There are also numerous countries around the world and an increasingly loud group in the United States that want to interpret religious liberty as something you can do in your home or at your local church but something improper to express in the public square. Elder Cook continued, “To have true religious freedom, you’ve got to have a voice in the public square, not a contentious voice, not a partisan voice, not a political voice. But for things that are righteous and good and, and appropriate. … We want it for everybody and whether they are Christian or whether they are of any other faith.”

Just as the secularist congregations have little cohesion and limited sustainability, being able to bring your faith into the public square is essential for robust institutions of civil society to thrive and to strengthen communities. The cry of the secularists is often that religious liberty is used to deny uniqueness of thought and freedom of choice. To the contrary, societies with strong religious liberty rights and valued institutions of civil society know that oneness of purpose needn’t be tied to sameness.

During an interview in Brazil, Elder Cook described how such freedoms and mutual understanding lead to united purposes that build better communities: “We don’t have to agree on our theology for us to become friends and allies in trying to make the world a better place.”

Protecting religious freedom and promoting civil society is an idea seen this week as being extinguished in some countries, promoted in others and challenged in America. Governments should protect these ideals and individual citizens should ensure they survive by living and promoting them through positive action.

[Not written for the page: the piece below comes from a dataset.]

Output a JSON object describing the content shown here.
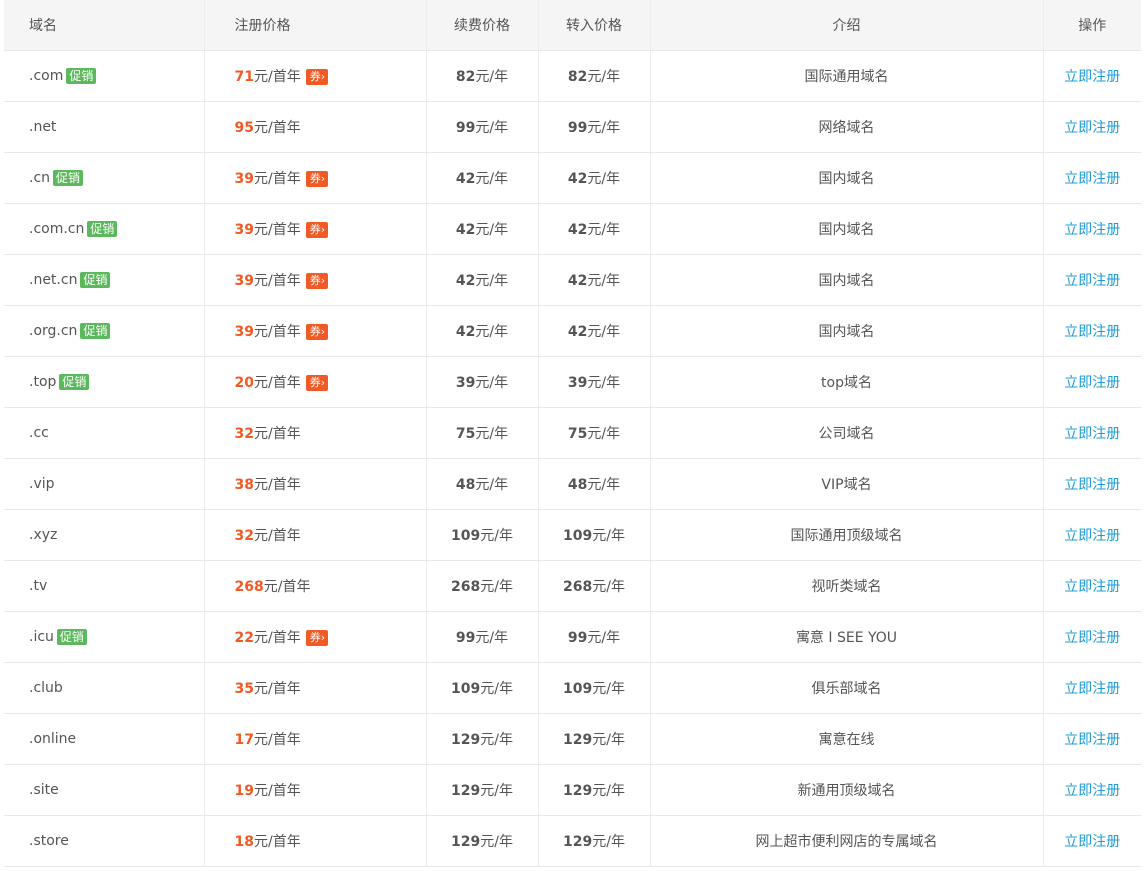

In South America, I have seen that the old Scottish saying still rings true: “Thee lift me and I’ll lift thee and we’ll ascend together.”